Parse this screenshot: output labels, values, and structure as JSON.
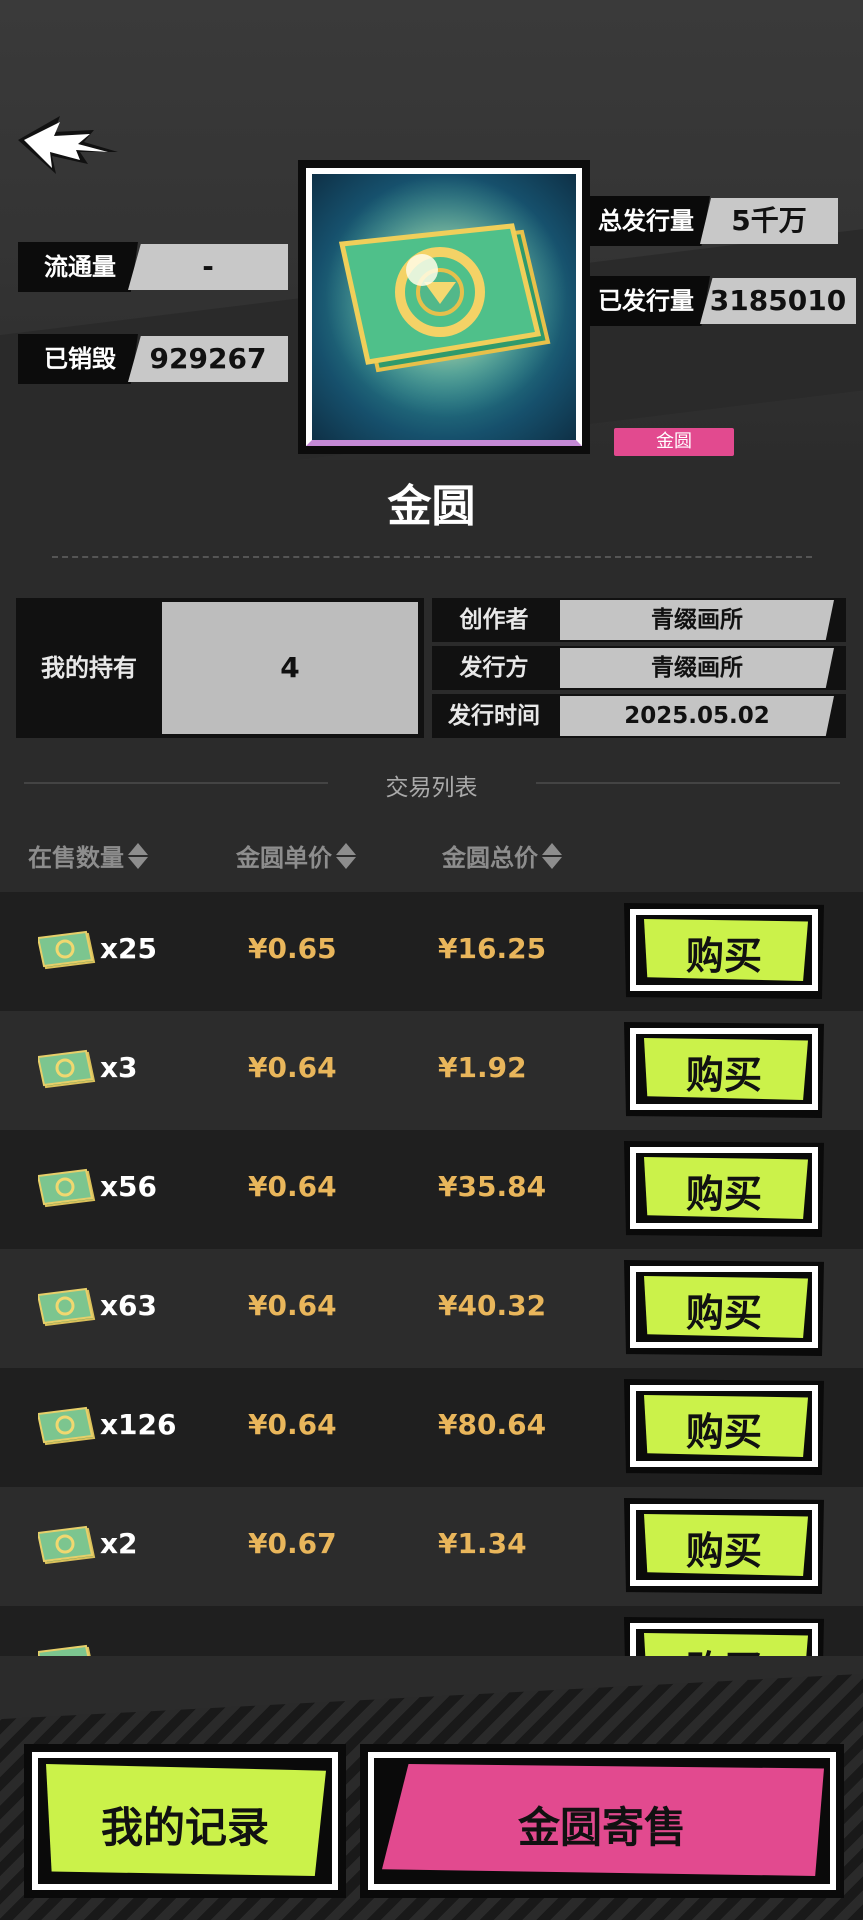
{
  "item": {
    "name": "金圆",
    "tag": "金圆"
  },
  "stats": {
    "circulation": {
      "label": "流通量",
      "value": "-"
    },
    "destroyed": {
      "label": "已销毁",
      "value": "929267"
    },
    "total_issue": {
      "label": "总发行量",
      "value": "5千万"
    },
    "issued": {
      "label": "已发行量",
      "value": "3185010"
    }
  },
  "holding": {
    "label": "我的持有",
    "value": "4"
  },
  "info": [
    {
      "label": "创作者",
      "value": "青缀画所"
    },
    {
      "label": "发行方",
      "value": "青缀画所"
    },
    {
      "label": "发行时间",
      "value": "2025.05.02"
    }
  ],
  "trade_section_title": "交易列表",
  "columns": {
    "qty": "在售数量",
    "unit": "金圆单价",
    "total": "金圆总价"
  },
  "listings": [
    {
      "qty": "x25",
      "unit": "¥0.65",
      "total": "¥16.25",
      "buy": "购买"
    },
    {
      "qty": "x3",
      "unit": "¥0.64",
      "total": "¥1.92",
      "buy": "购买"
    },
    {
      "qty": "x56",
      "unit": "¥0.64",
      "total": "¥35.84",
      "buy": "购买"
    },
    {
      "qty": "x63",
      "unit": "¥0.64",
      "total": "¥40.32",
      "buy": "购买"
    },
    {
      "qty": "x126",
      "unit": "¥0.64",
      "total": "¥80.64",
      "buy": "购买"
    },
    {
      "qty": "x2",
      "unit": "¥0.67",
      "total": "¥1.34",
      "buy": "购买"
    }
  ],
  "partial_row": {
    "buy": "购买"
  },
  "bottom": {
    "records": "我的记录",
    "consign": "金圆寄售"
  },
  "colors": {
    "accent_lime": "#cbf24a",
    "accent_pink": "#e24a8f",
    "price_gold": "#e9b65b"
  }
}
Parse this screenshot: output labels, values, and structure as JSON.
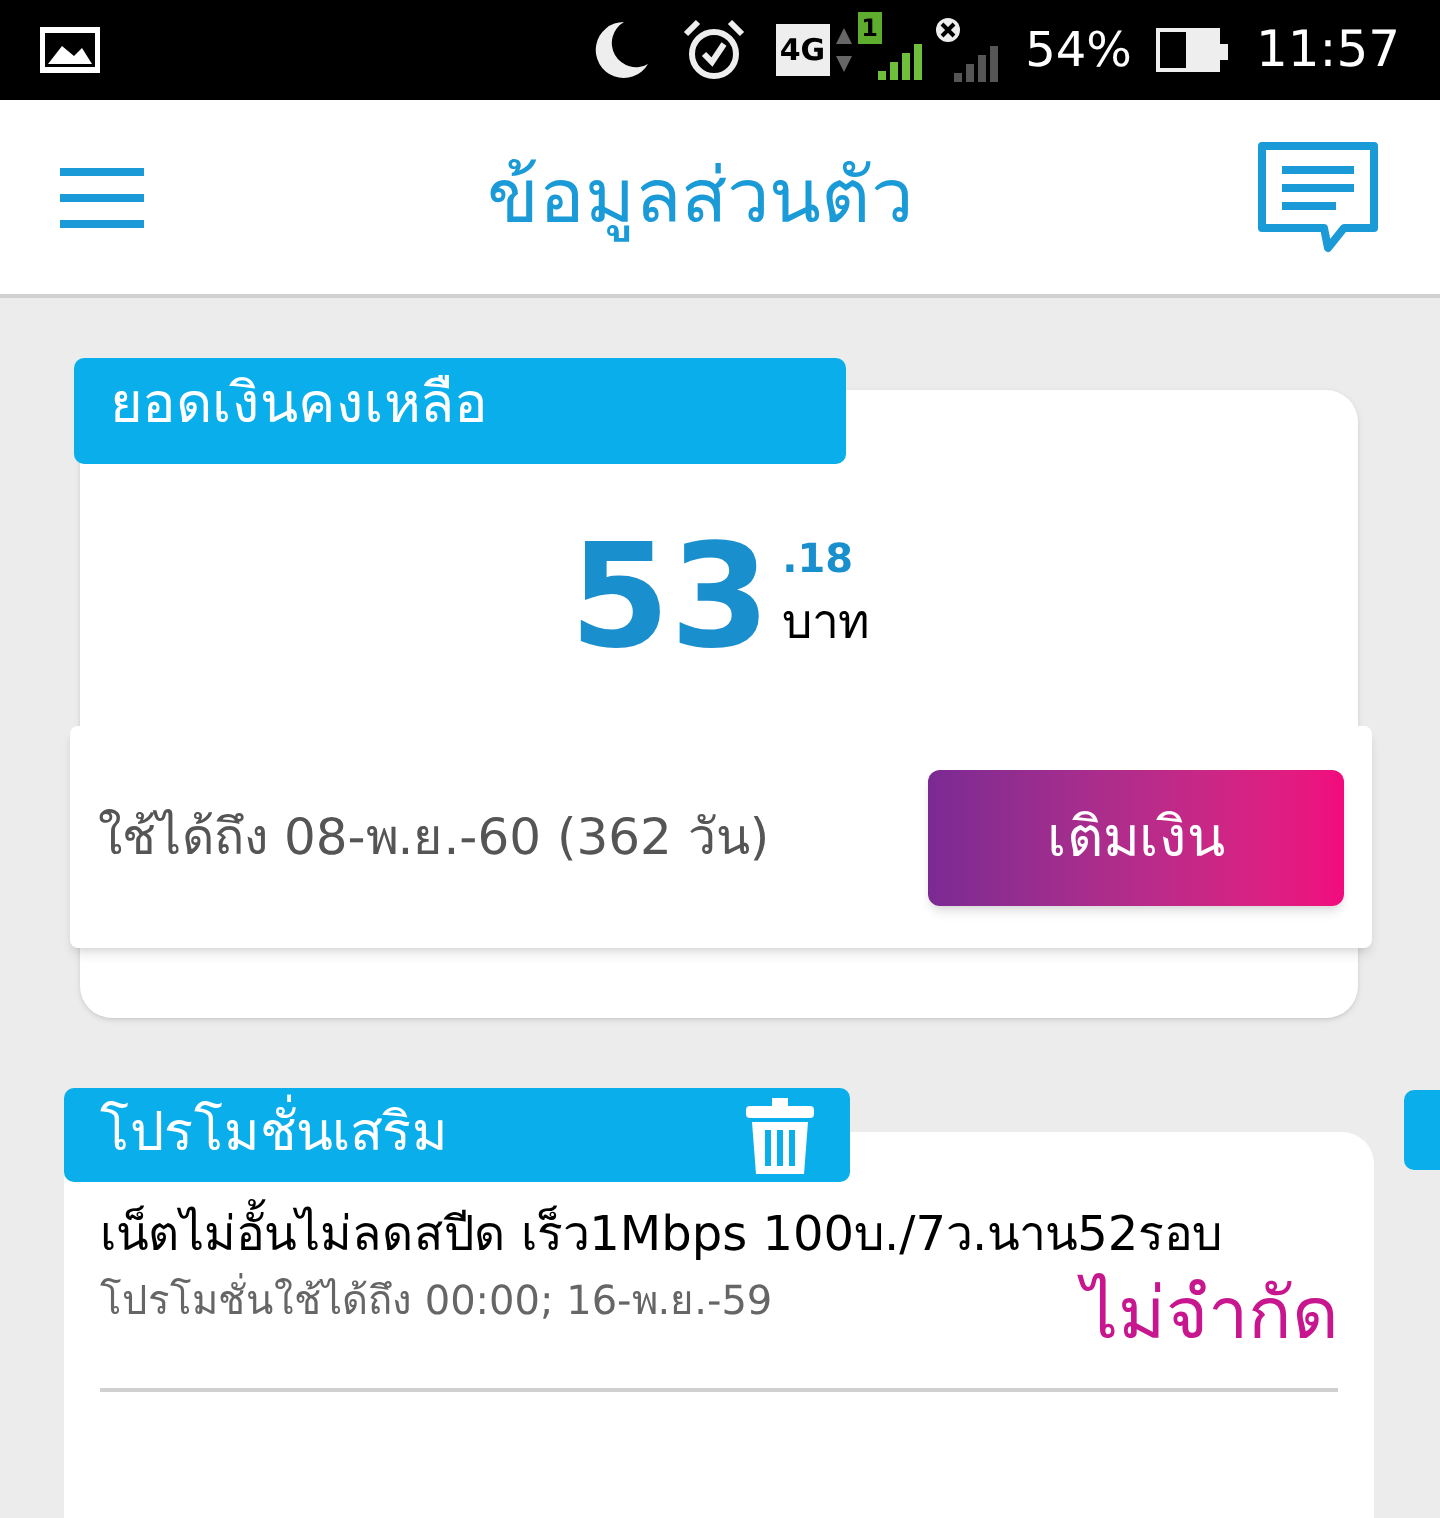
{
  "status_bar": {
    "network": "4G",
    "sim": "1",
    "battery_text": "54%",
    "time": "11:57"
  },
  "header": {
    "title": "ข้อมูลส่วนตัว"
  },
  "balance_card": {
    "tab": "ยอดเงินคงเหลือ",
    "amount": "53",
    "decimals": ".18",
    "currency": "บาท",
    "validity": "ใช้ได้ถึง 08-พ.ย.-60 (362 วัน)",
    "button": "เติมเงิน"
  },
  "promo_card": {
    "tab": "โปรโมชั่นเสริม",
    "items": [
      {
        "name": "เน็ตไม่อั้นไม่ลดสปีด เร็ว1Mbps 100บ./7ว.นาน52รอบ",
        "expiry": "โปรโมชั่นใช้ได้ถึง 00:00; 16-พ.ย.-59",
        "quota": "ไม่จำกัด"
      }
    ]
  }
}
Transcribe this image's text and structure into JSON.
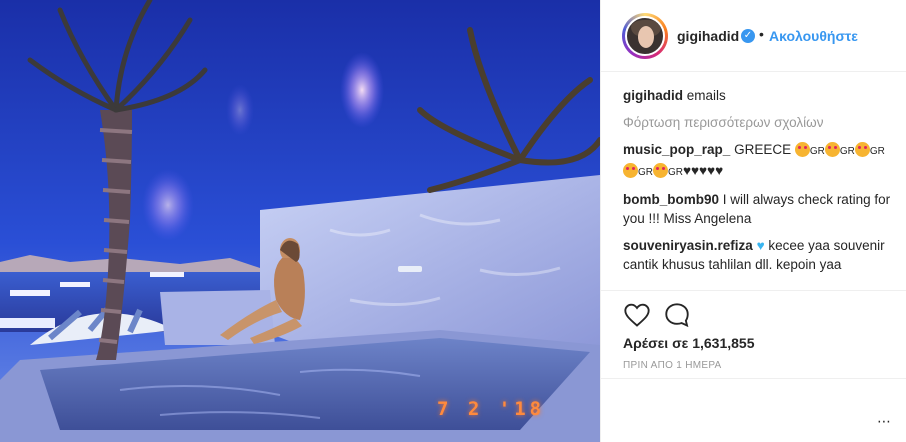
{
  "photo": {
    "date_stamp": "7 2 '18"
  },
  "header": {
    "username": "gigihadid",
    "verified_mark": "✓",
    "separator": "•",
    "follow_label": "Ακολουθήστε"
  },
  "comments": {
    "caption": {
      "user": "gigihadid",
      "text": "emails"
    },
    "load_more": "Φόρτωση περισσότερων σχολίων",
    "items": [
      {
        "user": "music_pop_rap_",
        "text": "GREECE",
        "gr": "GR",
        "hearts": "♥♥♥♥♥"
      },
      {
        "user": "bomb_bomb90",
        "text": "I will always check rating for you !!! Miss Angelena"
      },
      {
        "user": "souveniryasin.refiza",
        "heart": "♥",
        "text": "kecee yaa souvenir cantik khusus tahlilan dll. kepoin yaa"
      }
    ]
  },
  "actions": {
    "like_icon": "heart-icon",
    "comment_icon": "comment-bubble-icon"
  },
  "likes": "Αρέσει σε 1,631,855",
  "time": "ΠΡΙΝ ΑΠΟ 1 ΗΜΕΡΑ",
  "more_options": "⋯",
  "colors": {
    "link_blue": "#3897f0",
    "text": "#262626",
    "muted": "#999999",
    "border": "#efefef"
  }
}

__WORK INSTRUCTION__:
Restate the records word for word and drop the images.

__TASK OUTPUT__:
Parse this screenshot: output labels, values, and structure as JSON.
{
  "item": {
    "name": "金圆",
    "tag": "金圆"
  },
  "stats": {
    "circulation": {
      "label": "流通量",
      "value": "-"
    },
    "destroyed": {
      "label": "已销毁",
      "value": "929267"
    },
    "total_issue": {
      "label": "总发行量",
      "value": "5千万"
    },
    "issued": {
      "label": "已发行量",
      "value": "3185010"
    }
  },
  "holding": {
    "label": "我的持有",
    "value": "4"
  },
  "info": [
    {
      "label": "创作者",
      "value": "青缀画所"
    },
    {
      "label": "发行方",
      "value": "青缀画所"
    },
    {
      "label": "发行时间",
      "value": "2025.05.02"
    }
  ],
  "trade_section_title": "交易列表",
  "columns": {
    "qty": "在售数量",
    "unit": "金圆单价",
    "total": "金圆总价"
  },
  "listings": [
    {
      "qty": "x25",
      "unit": "¥0.65",
      "total": "¥16.25",
      "buy": "购买"
    },
    {
      "qty": "x3",
      "unit": "¥0.64",
      "total": "¥1.92",
      "buy": "购买"
    },
    {
      "qty": "x56",
      "unit": "¥0.64",
      "total": "¥35.84",
      "buy": "购买"
    },
    {
      "qty": "x63",
      "unit": "¥0.64",
      "total": "¥40.32",
      "buy": "购买"
    },
    {
      "qty": "x126",
      "unit": "¥0.64",
      "total": "¥80.64",
      "buy": "购买"
    },
    {
      "qty": "x2",
      "unit": "¥0.67",
      "total": "¥1.34",
      "buy": "购买"
    }
  ],
  "partial_row": {
    "buy": "购买"
  },
  "bottom": {
    "records": "我的记录",
    "consign": "金圆寄售"
  },
  "colors": {
    "accent_lime": "#cbf24a",
    "accent_pink": "#e24a8f",
    "price_gold": "#e9b65b"
  }
}
Parse this screenshot: output labels, values, and structure as JSON.
{
  "status_bar": {
    "network": "4G",
    "sim": "1",
    "battery_text": "54%",
    "time": "11:57"
  },
  "header": {
    "title": "ข้อมูลส่วนตัว"
  },
  "balance_card": {
    "tab": "ยอดเงินคงเหลือ",
    "amount": "53",
    "decimals": ".18",
    "currency": "บาท",
    "validity": "ใช้ได้ถึง 08-พ.ย.-60 (362 วัน)",
    "button": "เติมเงิน"
  },
  "promo_card": {
    "tab": "โปรโมชั่นเสริม",
    "items": [
      {
        "name": "เน็ตไม่อั้นไม่ลดสปีด เร็ว1Mbps 100บ./7ว.นาน52รอบ",
        "expiry": "โปรโมชั่นใช้ได้ถึง 00:00; 16-พ.ย.-59",
        "quota": "ไม่จำกัด"
      }
    ]
  }
}
Transcribe this image's text and structure into JSON.
{
  "photo": {
    "date_stamp": "7 2 '18"
  },
  "header": {
    "username": "gigihadid",
    "verified_mark": "✓",
    "separator": "•",
    "follow_label": "Ακολουθήστε"
  },
  "comments": {
    "caption": {
      "user": "gigihadid",
      "text": "emails"
    },
    "load_more": "Φόρτωση περισσότερων σχολίων",
    "items": [
      {
        "user": "music_pop_rap_",
        "text": "GREECE",
        "gr": "GR",
        "hearts": "♥♥♥♥♥"
      },
      {
        "user": "bomb_bomb90",
        "text": "I will always check rating for you !!! Miss Angelena"
      },
      {
        "user": "souveniryasin.refiza",
        "heart": "♥",
        "text": "kecee yaa souvenir cantik khusus tahlilan dll. kepoin yaa"
      }
    ]
  },
  "actions": {
    "like_icon": "heart-icon",
    "comment_icon": "comment-bubble-icon"
  },
  "likes": "Αρέσει σε 1,631,855",
  "time": "ΠΡΙΝ ΑΠΟ 1 ΗΜΕΡΑ",
  "more_options": "⋯",
  "colors": {
    "link_blue": "#3897f0",
    "text": "#262626",
    "muted": "#999999",
    "border": "#efefef"
  }
}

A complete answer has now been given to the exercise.